Instruments on The European Space Agency’s (ESA) billion-euro flagship observatory have warmed to levels that mean it has closed its eyes on the Universe.
The mission began with over 2300 litres of liquid helium, which has been slowly evaporating since the final top-up the day before Herschel’s launch on May 14, 2009, ESA said.
The liquid helium was essential to cool the observatory’s instruments to close to absolute zero, allowing Herschel to make highly sensitive observations of the cold Universe until now.
The confirmation that the helium is finally exhausted came on Monday at the beginning of the spacecraft’s daily communication session with its ground station in Western Australia, with a clear rise in temperatures measured in all of Herschel’s instruments.
“Herschel has exceeded all expectations, providing us with an incredible treasure trove of data that that will keep astronomers busy for many years to come,” said Professor Alvaro Gimenez Canete, ESA’s Director of Science and Robotic Exploration.
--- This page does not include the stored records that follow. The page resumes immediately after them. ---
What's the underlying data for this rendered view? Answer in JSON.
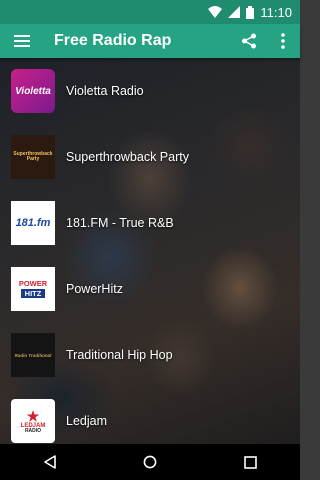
{
  "status_bar": {
    "time": "11:10"
  },
  "app_bar": {
    "title": "Free Radio Rap"
  },
  "stations": [
    {
      "name": "Violetta Radio",
      "logo_text": "Violetta"
    },
    {
      "name": "Superthrowback Party",
      "logo_text": "Superthrowback Party"
    },
    {
      "name": "181.FM - True R&B",
      "logo_text": "181.fm"
    },
    {
      "name": "PowerHitz",
      "logo_line1": "POWER",
      "logo_line2": "HITZ"
    },
    {
      "name": "Traditional Hip Hop",
      "logo_text": "Radio Traditional"
    },
    {
      "name": "Ledjam",
      "logo_line1": "LEDJAM",
      "logo_line2": "RADIO"
    }
  ],
  "colors": {
    "status_bar": "#1f8c70",
    "app_bar": "#26a383",
    "nav_bar": "#000000"
  },
  "icons": {
    "menu": "hamburger-icon",
    "share": "share-icon",
    "overflow": "more-vert-icon",
    "back": "back-triangle-icon",
    "home": "home-circle-icon",
    "recents": "recents-square-icon"
  }
}
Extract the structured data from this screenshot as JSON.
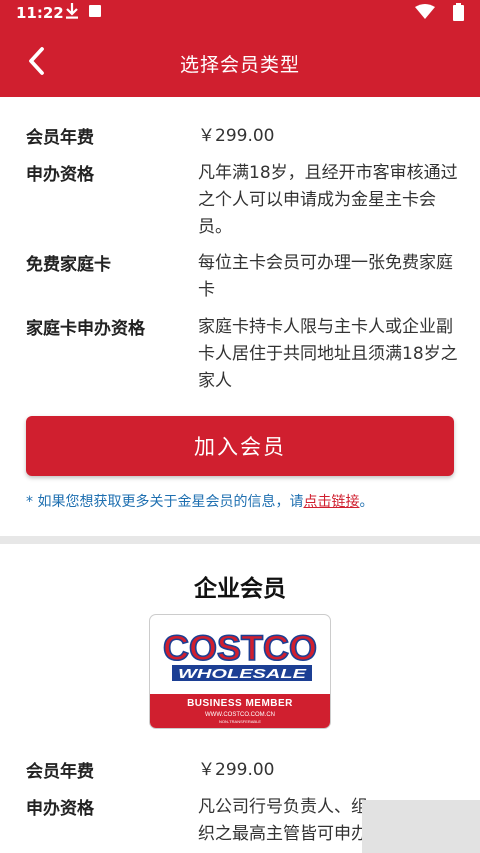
{
  "status_bar": {
    "time": "11:22"
  },
  "header": {
    "title": "选择会员类型"
  },
  "membership": {
    "rows": [
      {
        "label": "会员年费",
        "value": "￥299.00"
      },
      {
        "label": "申办资格",
        "value": "凡年满18岁，且经开市客审核通过之个人可以申请成为金星主卡会员。"
      },
      {
        "label": "免费家庭卡",
        "value": "每位主卡会员可办理一张免费家庭卡"
      },
      {
        "label": "家庭卡申办资格",
        "value": "家庭卡持卡人限与主卡人或企业副卡人居住于共同地址且须满18岁之家人"
      }
    ],
    "join_button": "加入会员",
    "note_prefix": "* 如果您想获取更多关于金星会员的信息，请",
    "note_link": "点击链接",
    "note_suffix": "。"
  },
  "business": {
    "title": "企业会员",
    "card": {
      "logo_top": "COSTCO",
      "logo_bottom": "WHOLESALE",
      "type": "BUSINESS MEMBER",
      "url": "WWW.COSTCO.COM.CN",
      "fine_print": "NON-TRANSFERABLE"
    },
    "rows": [
      {
        "label": "会员年费",
        "value": "￥299.00"
      },
      {
        "label": "申办资格",
        "value": "凡公司行号负责人、组织之最高主管皆可申办"
      }
    ]
  },
  "colors": {
    "brand_red": "#d01f2f",
    "link_blue": "#1e6fb0",
    "card_blue": "#1c3f94"
  }
}
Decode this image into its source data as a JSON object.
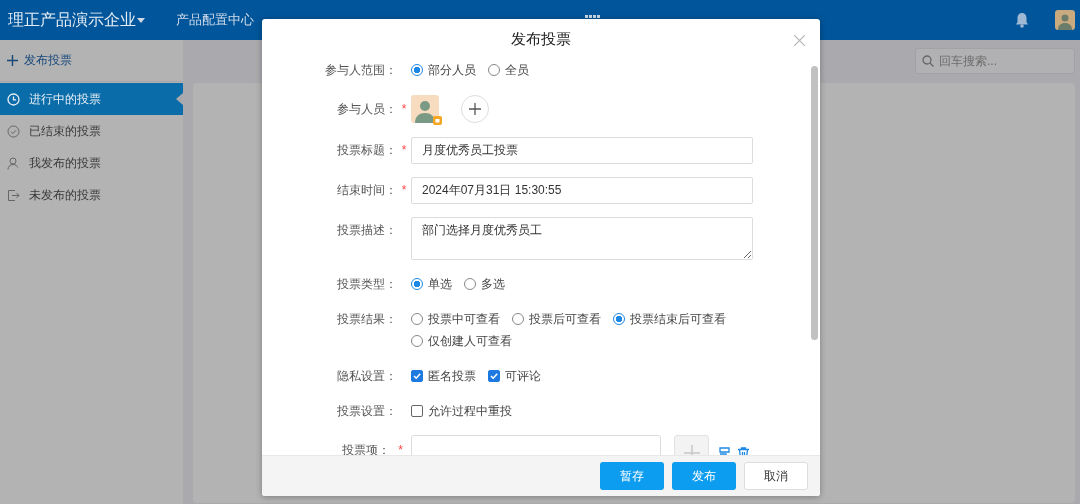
{
  "topbar": {
    "company": "理正产品演示企业",
    "nav": [
      {
        "label": "产品配置中心",
        "selected": false
      }
    ]
  },
  "sidebar": {
    "action": "发布投票",
    "items": [
      {
        "label": "进行中的投票",
        "selected": true
      },
      {
        "label": "已结束的投票",
        "selected": false
      },
      {
        "label": "我发布的投票",
        "selected": false
      },
      {
        "label": "未发布的投票",
        "selected": false
      }
    ]
  },
  "search": {
    "placeholder": "回车搜索..."
  },
  "dialog": {
    "title": "发布投票",
    "fields": [
      {
        "kind": "radio",
        "label": "参与人范围：",
        "options": [
          {
            "label": "部分人员",
            "selected": true
          },
          {
            "label": "全员",
            "selected": false
          }
        ]
      },
      {
        "kind": "people",
        "label": "参与人员：",
        "mark": "*"
      },
      {
        "kind": "text",
        "label": "投票标题：",
        "mark": "*",
        "value": "月度优秀员工投票"
      },
      {
        "kind": "text",
        "label": "结束时间：",
        "mark": "*",
        "value": "2024年07月31日 15:30:55"
      },
      {
        "kind": "textarea",
        "label": "投票描述：",
        "value": "部门选择月度优秀员工"
      },
      {
        "kind": "radio",
        "label": "投票类型：",
        "options": [
          {
            "label": "单选",
            "selected": true
          },
          {
            "label": "多选",
            "selected": false
          }
        ]
      },
      {
        "kind": "radio",
        "label": "投票结果：",
        "options": [
          {
            "label": "投票中可查看",
            "selected": false
          },
          {
            "label": "投票后可查看",
            "selected": false
          },
          {
            "label": "投票结束后可查看",
            "selected": true
          },
          {
            "label": "仅创建人可查看",
            "selected": false
          }
        ]
      },
      {
        "kind": "checkbox",
        "label": "隐私设置：",
        "options": [
          {
            "label": "匿名投票",
            "checked": true
          },
          {
            "label": "可评论",
            "checked": true
          }
        ]
      },
      {
        "kind": "checkbox",
        "label": "投票设置：",
        "options": [
          {
            "label": "允许过程中重投",
            "checked": false
          }
        ]
      },
      {
        "kind": "option",
        "label": "投票项：",
        "mark": "*"
      }
    ],
    "buttons": [
      {
        "label": "暂存",
        "kind": "primary"
      },
      {
        "label": "发布",
        "kind": "primary"
      },
      {
        "label": "取消",
        "kind": "default"
      }
    ]
  }
}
Herschel has made over 35,000 scientific observations, amassing more than 25,000 hours worth of science data from about 600 observing programmes.
A further 2000 hours of calibration observations also contribute to the rich dataset, which is based at ESA’s European Space Astronomy Centre, near Madrid in Spain.
The archive will become the legacy of the mission. It is expected to provide even more discoveries than have been made during the lifetime of the Herschel mission.
“Herschel’s ground-breaking scientific haul is in no little part down to the excellent work done by European industry, institutions and academia in developing, building and operating the observatory and its instruments,” said Thomas Passvogel, ESA’s Herschel Programme Manager.
“Herschel has offered us a new view of the hitherto hidden Universe, pointing us to a previously unseen process of star birth and galaxy formation, and allowing us to trace water through the Universe from molecular clouds to newborn stars and their planet-forming discs and belts of comets,” said Goran Pilbratt, ESA’s Herschel Project Scientist.
Herschel’s stunning images of intricate networks of dust and gas filaments within our Milky Way Galaxy provide an illustrated history of star formation.
These unique far-infrared observations have given astronomers a new insight into how turbulence stirs up gas in the interstellar medium, giving rise to a filamentary, web-like structure within cold molecular clouds.